  • bar width animates when state changes
  • bars fade out when removed

We'll use the bar chart created in Create a bar chart using React (no other libraries) as our starting point.

Our data array will be of the form:

id: 1,
value: 123,
name: 'Item 1'

and we have 3 buttons for adding, removing and updating this array:

<div id="menu">
<button onClick={this.handleAdd}>Add item</button>
<button onClick={this.handleRemove}>Remove item</button>
<button onClick={this.handleUpdate}>Update values</button>

Our NodeGroup looks like:

keyAccessor={d =>}

To keep things tidy we've added our transition functions as methods:

startTransition(d, i) {
return { value: 0, y: i * barHeight, opacity: 0 };

enterTransition(d) {
return { value: [d.value], opacity: [1], timing: { duration: 250 } };

updateTransition(d, i) {
return { value: [d.value], y: [i * barHeight], timing: { duration: 300 } };

leaveTransition(d) {
return { opacity: [0], y: [-barHeight], timing: { duration: 250 } };

This time we're interpolating 3 properties: value, y and opacity:

  • value will start at 0, transition to d.value (i.e. the current data value) on enter and update
  • y will start at i * barHeight and will transition on update.

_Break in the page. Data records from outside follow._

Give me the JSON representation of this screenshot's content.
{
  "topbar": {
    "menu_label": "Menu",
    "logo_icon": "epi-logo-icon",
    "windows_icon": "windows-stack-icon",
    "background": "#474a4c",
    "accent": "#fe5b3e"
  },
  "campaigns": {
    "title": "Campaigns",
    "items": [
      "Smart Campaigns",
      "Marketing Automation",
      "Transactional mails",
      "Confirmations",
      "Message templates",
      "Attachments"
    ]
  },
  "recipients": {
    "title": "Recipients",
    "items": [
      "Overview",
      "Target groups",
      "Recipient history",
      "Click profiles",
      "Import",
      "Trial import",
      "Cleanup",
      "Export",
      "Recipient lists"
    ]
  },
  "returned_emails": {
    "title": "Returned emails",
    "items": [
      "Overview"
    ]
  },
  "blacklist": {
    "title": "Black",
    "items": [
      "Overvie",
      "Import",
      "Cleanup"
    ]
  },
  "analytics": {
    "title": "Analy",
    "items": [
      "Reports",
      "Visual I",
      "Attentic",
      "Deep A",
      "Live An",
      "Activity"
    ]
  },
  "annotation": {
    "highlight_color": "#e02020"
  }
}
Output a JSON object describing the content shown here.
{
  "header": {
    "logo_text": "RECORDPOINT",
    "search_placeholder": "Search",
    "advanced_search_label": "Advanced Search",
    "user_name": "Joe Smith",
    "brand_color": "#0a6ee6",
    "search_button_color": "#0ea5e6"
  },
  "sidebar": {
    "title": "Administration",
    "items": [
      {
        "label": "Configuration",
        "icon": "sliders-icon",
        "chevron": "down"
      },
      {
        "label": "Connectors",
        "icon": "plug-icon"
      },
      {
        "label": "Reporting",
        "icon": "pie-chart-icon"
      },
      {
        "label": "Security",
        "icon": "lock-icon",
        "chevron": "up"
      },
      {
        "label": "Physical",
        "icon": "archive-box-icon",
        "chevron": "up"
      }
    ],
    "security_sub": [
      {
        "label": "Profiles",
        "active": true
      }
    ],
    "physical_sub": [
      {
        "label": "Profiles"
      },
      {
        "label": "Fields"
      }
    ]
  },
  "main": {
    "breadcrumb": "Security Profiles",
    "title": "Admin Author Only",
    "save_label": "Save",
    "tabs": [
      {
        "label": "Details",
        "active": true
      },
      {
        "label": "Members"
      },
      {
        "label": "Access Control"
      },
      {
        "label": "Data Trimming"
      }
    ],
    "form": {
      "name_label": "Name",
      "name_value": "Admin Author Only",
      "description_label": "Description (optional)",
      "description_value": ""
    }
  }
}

When the bar is removed, y is set to -barHeight so that the bar appears to move off the chart
  • opacity will start at 0, transition to 1 when the bar enters and transition back to 0 as the bar leaves

Hopefully this demonstrates the fine-grained control over the animations that react-move gives us.

Now let's look at the render function:

nodes => (
{{ key, data, state }) => (
<BarGroup key={key} data={data} state={state} />

Here we pass key, data and state straight through to BarGroup which is our component for rendering a single bar and its labels:

function BarGroup(props) {
let width = widthScale(props.state.value);
let yMid = barHeight * 0.5;

return (
<g className="bar-group" transform={`translate(0, ${props.state.y})`}>
y={barPadding * 0.5}
height={barHeight - barPadding}
style={ { fill: barColour, opacity: props.state.opacity } }

x={width - 6}

style={ { opacity: props.state.opacity } }


The animated elements include:

  • the transform of the bar group, driven by props.state.y
  • the width of the rect element and value label position which are driven by props.state.value
  • the opacity of the rect and name label (driven by props.state.opacity)

(Remember that props.state is the object with the interpolated properties value, y and opacity.)

The complete example is on CodeSandbox.


This article was the result of a search for a React animation library that could replicate the type of transitions we see in D3 visualisations. react-move certainly seems a good candidate: we've demonstrated fairly sophisticated control over transitions that seems to match what D3 can deliver. Maybe this isn't a surprise as react-move uses D3 under the hood.

The syntax can get a bit confusing, especially with the amount of nested brackets due to jumping in and out of JSX. Whether this is an impediment to react-move's adoption is yet to be seen. It's certainly going to be a close call deciding between sticking with D3 or using React & react-move!